Stored data -
------------------------------------------------------------

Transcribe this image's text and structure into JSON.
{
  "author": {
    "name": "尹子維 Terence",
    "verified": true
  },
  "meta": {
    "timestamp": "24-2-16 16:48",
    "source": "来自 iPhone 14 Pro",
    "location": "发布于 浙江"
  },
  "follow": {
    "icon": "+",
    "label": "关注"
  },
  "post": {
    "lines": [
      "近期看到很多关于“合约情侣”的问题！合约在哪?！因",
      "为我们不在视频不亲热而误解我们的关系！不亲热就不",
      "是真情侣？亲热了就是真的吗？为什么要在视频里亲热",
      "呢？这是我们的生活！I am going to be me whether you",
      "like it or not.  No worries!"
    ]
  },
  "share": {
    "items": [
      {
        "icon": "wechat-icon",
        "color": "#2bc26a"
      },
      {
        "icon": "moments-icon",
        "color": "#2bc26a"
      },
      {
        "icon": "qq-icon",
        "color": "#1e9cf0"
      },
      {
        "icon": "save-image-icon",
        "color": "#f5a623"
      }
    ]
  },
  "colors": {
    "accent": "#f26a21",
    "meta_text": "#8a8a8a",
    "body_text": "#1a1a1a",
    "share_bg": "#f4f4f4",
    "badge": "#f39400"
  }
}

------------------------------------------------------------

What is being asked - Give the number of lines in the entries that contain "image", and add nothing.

Exercise response - 2